He said this expansion had not only been driven by a few sub-sectors – livestock, horticulture and field crops had all seen strong growth. Some crops, most notably wheat and sorghum, had declined, but this had to do with changes in agroecological conditions and falling demand, not government policies.
The higher production had been underpinned mainly by new production technologies, better farming skills, growing demand (locally and globally), and progressive trade policy. The private sector had played a major role in this progress, said Sihlobo.
South Africa was the 32nd world’s largest agricultural exporter in 2022 – the only African country in the top 40 world’s largest agricultural exporters in value terms, according to data from Trade Map.
This was made possible by a range of trading agreements that the government had secured over the past decades, with the most important being with the African continent, Europe, the Americas and some Asian countries.
The African continent and Europe now accounted for about two-thirds of South Africa’s agricultural exports. Asia was also an important market.
“The agricultural sub-sectors that have primarily enjoyed these signs of progress in exports are horticulture (and wine) and grains. Broadly, South Africa now exports roughly half its agricultural products in value terms,” said Sihlobo.
In 2022, South Africa's agricultural exports reached a record $12.8 billion (R239bn).
South Africa was ranked 59 out of 113 countries in the Global Food Security Index, the most food secure in sub-Saharan Africa.
“I recognise boasting about this ranking when millions of South Africans go to bed hungry may ring hollow… However, it is essential to note the lack of access to food that most South Africans face is due to the income poverty challenge rather than lack of availability due to low agricultural output, as is the case elsewhere in other parts of Africa.” he said.
The Global Food Security Index balanced four elements (affordability and availability, as well as quality and safety) to arrive at a rating, and covered matters at a broad national level.
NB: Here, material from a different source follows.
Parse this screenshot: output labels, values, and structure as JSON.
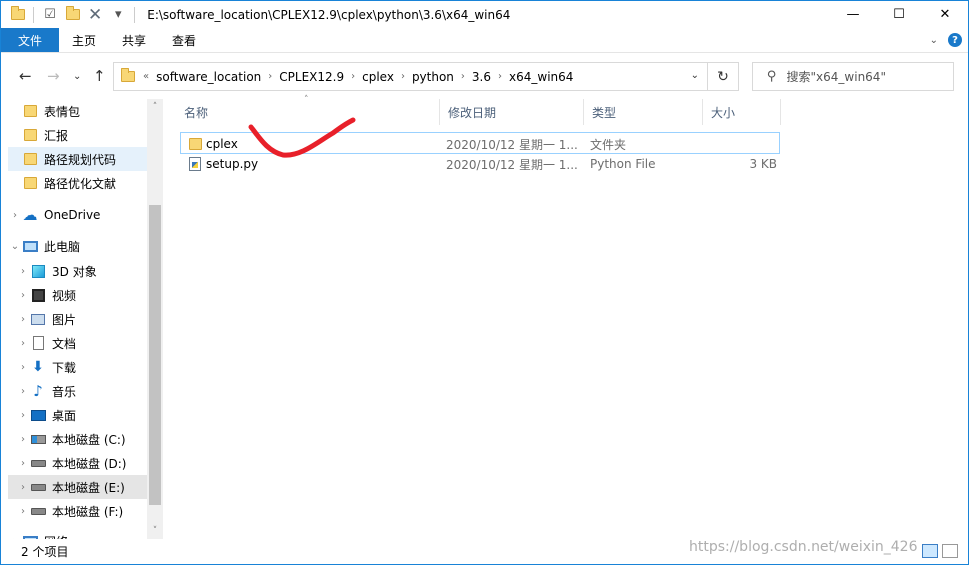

In this regard, South Africa produced enough food to fill supermarket shelves with high-quality products, but still had a long way to go to address household food insecurity, as many households could not afford the food that was available in a way that met their nutritional demands, he said.
He said the gains in agricultural production had also not been equitably distributed across the industry, with growth mainly restricted to organised commercial agriculture.
He said South Africa was a country of “two agricultures” – a subsistence, primarily non-commercial and black farming segment and the mainly commercial, white farmers.
The private sector had also not provided many successful partnership programmes to foster the inclusion of black farmers in commercial production at scale, he said.
“It is no surprise institutions such as the National Agricultural Marketing Council estimate that black farmers account for less than 10%, on average, of commercial agricultural production,” he said.
However, there was anecdotal evidence pointing to a rise of black farmers in some parts of South Africa, such as in field crops, horticulture and livestock in provinces such as Free State, Western Cape, Eastern Cape and other regions.
Employment in agriculture remained robust. There were about 922 000 people employed in South Africa’s agriculture industry in 1994, according to Statistics SA, and in the third quarter of 2023, there were about 956 000 people working in primary agriculture.